Pull every line holding the string "equilibrium" from the records below.
[Start of Attachment]
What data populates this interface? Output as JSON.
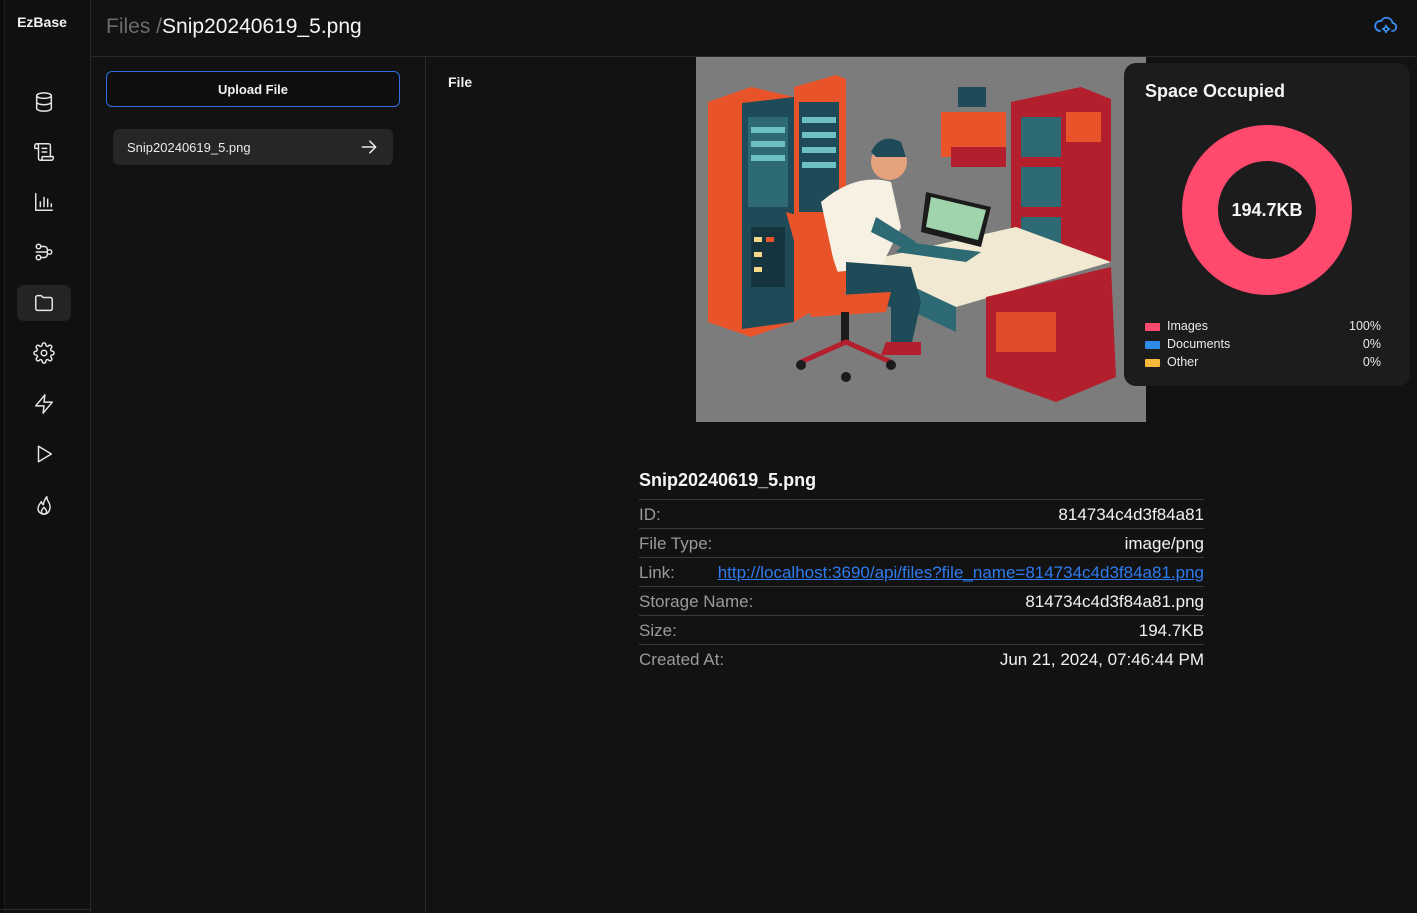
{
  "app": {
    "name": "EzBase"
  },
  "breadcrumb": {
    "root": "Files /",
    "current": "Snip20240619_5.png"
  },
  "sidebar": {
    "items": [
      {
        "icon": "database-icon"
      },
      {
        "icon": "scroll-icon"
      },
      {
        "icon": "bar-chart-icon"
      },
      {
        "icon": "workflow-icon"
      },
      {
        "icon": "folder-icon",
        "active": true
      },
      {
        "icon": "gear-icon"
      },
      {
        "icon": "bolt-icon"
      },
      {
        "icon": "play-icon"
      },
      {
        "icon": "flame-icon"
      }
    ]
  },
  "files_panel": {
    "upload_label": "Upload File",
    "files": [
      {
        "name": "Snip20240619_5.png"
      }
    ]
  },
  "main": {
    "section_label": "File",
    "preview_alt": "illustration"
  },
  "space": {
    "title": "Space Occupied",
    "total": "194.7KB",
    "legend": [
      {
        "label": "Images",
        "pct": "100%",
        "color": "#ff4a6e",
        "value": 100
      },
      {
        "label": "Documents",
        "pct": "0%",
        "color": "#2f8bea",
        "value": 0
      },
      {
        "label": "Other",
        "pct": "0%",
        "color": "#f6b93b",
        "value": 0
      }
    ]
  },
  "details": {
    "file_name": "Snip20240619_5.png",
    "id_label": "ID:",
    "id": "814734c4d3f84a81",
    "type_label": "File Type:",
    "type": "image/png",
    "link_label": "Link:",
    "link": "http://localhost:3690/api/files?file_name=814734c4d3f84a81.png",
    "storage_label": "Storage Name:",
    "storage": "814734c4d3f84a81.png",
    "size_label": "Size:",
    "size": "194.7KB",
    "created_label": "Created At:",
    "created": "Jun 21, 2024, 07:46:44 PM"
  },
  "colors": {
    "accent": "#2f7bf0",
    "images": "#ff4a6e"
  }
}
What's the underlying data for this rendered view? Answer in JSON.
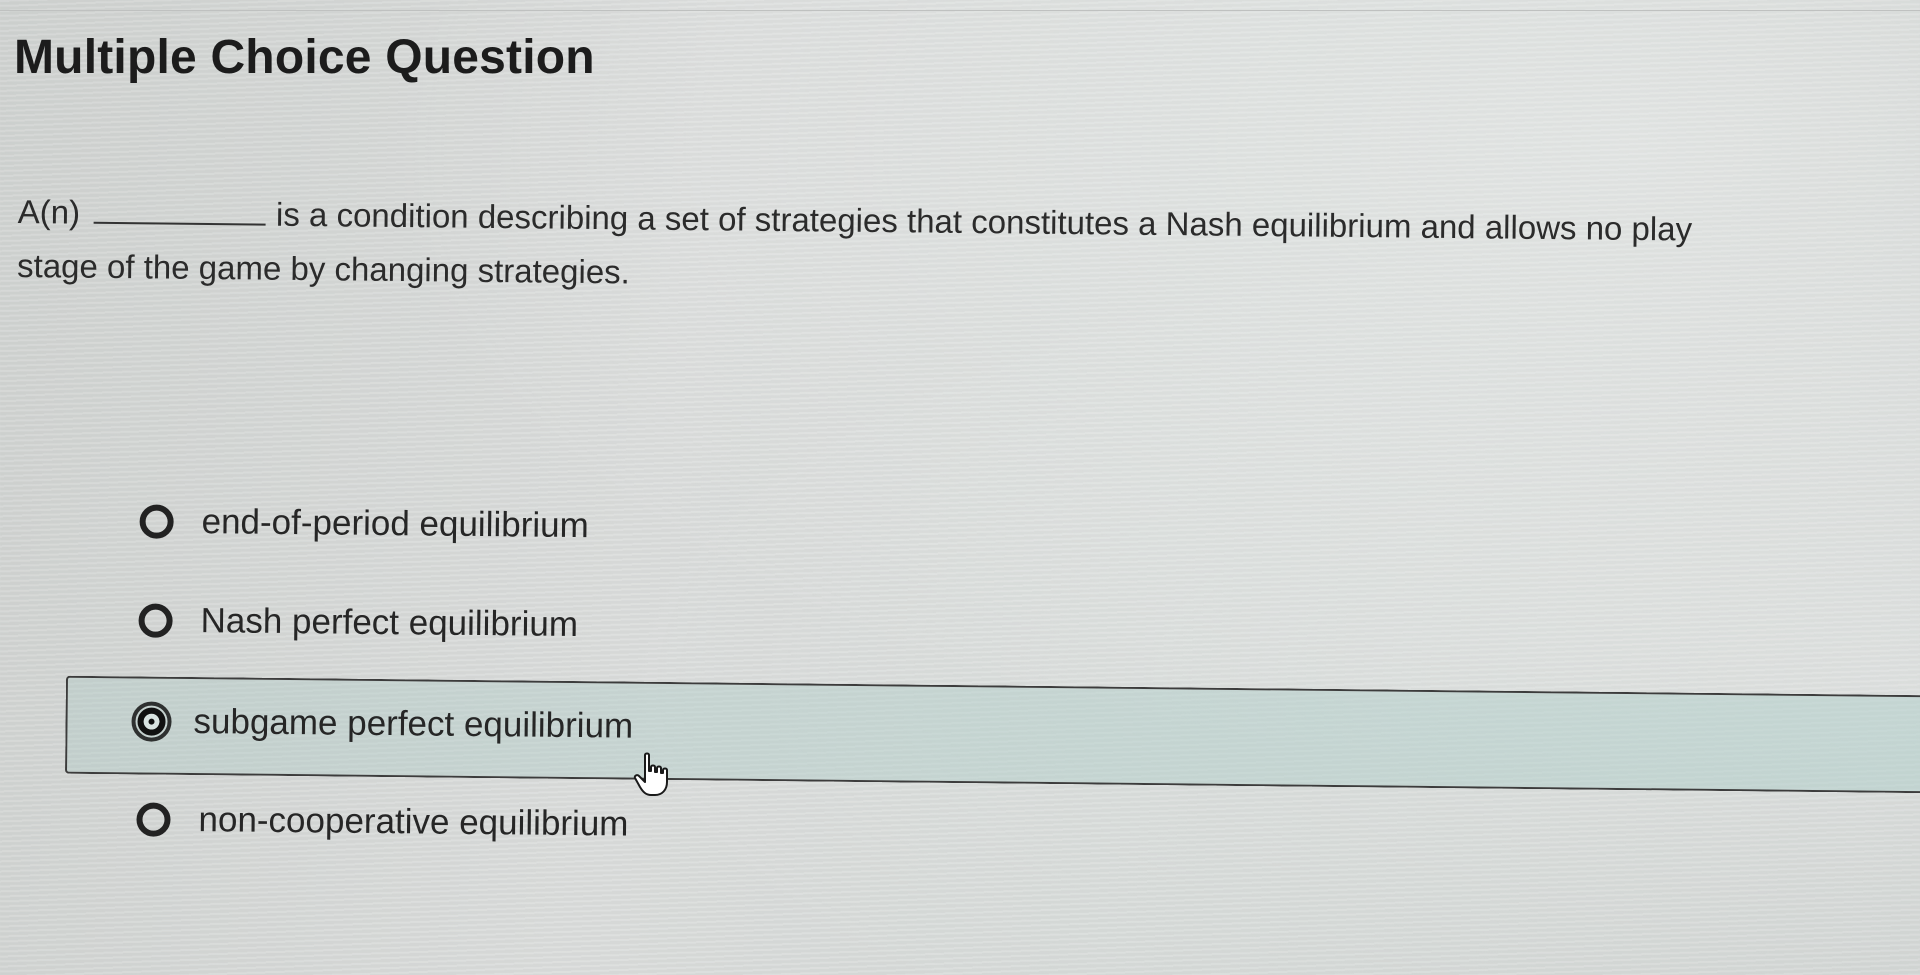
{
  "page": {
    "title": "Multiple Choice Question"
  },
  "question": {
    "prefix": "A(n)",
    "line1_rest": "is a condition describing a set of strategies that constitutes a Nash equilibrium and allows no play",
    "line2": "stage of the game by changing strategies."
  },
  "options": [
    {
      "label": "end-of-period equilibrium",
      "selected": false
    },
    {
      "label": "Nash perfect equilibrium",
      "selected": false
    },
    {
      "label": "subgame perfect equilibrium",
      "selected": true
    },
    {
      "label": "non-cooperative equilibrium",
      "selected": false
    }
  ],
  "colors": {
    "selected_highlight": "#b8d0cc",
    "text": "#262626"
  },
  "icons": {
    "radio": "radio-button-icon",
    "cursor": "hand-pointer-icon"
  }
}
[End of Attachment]
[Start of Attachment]
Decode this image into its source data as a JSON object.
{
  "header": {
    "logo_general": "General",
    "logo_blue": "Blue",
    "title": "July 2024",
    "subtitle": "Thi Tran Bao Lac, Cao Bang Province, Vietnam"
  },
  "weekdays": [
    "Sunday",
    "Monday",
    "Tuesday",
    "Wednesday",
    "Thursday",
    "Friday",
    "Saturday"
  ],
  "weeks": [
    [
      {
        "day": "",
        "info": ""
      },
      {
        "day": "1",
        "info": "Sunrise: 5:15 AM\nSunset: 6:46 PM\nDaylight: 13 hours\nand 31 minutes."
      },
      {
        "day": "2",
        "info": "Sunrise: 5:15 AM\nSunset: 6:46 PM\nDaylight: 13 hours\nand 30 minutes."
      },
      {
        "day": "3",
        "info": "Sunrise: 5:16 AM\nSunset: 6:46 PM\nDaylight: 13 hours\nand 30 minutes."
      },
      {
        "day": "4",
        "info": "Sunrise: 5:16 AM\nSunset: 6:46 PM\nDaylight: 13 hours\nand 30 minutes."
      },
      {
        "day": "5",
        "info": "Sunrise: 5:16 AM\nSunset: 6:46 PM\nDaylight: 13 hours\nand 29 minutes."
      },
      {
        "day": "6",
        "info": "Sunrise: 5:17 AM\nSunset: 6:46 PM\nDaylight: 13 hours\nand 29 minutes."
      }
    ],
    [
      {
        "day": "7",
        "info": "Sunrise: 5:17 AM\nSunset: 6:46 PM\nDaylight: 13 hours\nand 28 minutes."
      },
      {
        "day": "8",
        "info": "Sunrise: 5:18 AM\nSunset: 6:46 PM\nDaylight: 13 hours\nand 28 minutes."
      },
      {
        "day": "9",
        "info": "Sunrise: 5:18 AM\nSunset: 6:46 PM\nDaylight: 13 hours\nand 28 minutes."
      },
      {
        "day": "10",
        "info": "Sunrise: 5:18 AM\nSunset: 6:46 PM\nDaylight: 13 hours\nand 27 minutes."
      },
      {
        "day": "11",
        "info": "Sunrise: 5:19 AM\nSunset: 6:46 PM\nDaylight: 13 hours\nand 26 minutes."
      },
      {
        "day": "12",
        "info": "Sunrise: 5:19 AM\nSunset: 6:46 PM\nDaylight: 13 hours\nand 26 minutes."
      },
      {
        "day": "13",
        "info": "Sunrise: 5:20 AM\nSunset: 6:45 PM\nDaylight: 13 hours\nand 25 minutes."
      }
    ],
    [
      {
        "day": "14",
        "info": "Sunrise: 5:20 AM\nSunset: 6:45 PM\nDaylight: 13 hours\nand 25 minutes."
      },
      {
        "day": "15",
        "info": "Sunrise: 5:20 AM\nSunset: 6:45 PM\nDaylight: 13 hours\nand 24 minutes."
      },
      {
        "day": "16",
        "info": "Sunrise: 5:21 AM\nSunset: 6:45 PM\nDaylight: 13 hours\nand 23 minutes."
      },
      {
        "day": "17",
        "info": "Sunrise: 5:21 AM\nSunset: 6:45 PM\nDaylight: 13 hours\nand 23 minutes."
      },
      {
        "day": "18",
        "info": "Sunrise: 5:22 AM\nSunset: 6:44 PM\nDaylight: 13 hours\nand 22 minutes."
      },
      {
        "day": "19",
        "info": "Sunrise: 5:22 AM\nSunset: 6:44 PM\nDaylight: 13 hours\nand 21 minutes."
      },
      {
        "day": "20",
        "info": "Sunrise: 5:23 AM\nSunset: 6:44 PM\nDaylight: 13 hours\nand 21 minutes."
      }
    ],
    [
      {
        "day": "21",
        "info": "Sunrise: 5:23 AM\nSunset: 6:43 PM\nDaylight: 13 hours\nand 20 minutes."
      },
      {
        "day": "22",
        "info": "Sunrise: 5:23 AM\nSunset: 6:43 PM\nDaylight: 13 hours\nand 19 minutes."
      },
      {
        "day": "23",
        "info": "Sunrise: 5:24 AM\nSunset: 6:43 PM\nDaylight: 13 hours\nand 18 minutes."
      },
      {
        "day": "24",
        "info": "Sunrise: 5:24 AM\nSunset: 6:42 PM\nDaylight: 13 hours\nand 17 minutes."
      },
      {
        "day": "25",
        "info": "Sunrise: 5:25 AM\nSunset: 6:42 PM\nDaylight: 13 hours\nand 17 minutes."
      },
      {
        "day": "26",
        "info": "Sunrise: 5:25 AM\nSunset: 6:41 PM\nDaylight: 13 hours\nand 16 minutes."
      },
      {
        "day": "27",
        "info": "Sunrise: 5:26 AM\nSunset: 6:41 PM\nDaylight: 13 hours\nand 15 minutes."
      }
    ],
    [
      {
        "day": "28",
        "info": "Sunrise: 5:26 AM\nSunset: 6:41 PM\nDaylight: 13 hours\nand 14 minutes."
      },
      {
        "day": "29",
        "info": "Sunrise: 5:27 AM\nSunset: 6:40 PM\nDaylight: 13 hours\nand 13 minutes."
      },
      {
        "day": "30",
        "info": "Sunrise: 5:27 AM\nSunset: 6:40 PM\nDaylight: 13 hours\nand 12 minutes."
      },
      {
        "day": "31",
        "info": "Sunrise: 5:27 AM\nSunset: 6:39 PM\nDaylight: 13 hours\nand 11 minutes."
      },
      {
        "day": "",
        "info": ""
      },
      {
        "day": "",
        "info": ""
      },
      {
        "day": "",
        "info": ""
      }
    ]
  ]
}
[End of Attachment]
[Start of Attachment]
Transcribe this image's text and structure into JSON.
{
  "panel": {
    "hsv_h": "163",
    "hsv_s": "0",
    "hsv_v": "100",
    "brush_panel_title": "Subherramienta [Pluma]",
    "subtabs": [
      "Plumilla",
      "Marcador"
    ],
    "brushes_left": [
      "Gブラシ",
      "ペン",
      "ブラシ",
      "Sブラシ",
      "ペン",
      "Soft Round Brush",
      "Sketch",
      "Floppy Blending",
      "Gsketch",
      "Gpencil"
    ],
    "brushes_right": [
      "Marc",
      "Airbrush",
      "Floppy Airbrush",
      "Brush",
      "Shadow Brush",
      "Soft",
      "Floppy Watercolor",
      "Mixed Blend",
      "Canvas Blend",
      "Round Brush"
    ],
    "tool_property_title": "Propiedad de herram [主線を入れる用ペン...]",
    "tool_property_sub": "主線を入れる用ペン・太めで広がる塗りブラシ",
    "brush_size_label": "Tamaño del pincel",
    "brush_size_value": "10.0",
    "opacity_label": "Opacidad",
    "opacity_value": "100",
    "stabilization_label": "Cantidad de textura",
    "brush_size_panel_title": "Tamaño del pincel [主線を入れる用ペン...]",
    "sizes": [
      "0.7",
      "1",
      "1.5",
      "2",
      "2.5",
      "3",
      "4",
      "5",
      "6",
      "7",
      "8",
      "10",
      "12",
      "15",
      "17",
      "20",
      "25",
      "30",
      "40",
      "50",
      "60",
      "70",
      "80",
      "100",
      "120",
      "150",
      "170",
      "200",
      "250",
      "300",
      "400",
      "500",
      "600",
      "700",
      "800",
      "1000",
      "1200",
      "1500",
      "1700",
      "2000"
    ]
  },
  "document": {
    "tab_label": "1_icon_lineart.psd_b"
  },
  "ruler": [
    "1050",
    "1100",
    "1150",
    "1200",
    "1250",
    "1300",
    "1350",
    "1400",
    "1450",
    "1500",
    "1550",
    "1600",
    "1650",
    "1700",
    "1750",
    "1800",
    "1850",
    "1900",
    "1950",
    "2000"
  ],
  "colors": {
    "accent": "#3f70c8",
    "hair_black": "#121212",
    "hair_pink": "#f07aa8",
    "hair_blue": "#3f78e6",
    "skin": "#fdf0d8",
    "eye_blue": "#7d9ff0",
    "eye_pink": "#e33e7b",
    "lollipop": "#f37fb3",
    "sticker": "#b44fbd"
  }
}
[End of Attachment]
• **Written answer**
    "line1_rest": "is a condition describing a set of strategies that constitutes a Nash equilibrium and allows no play",
      "label": "end-of-period equilibrium",
      "label": "Nash perfect equilibrium",
      "label": "subgame perfect equilibrium",
      "label": "non-cooperative equilibrium",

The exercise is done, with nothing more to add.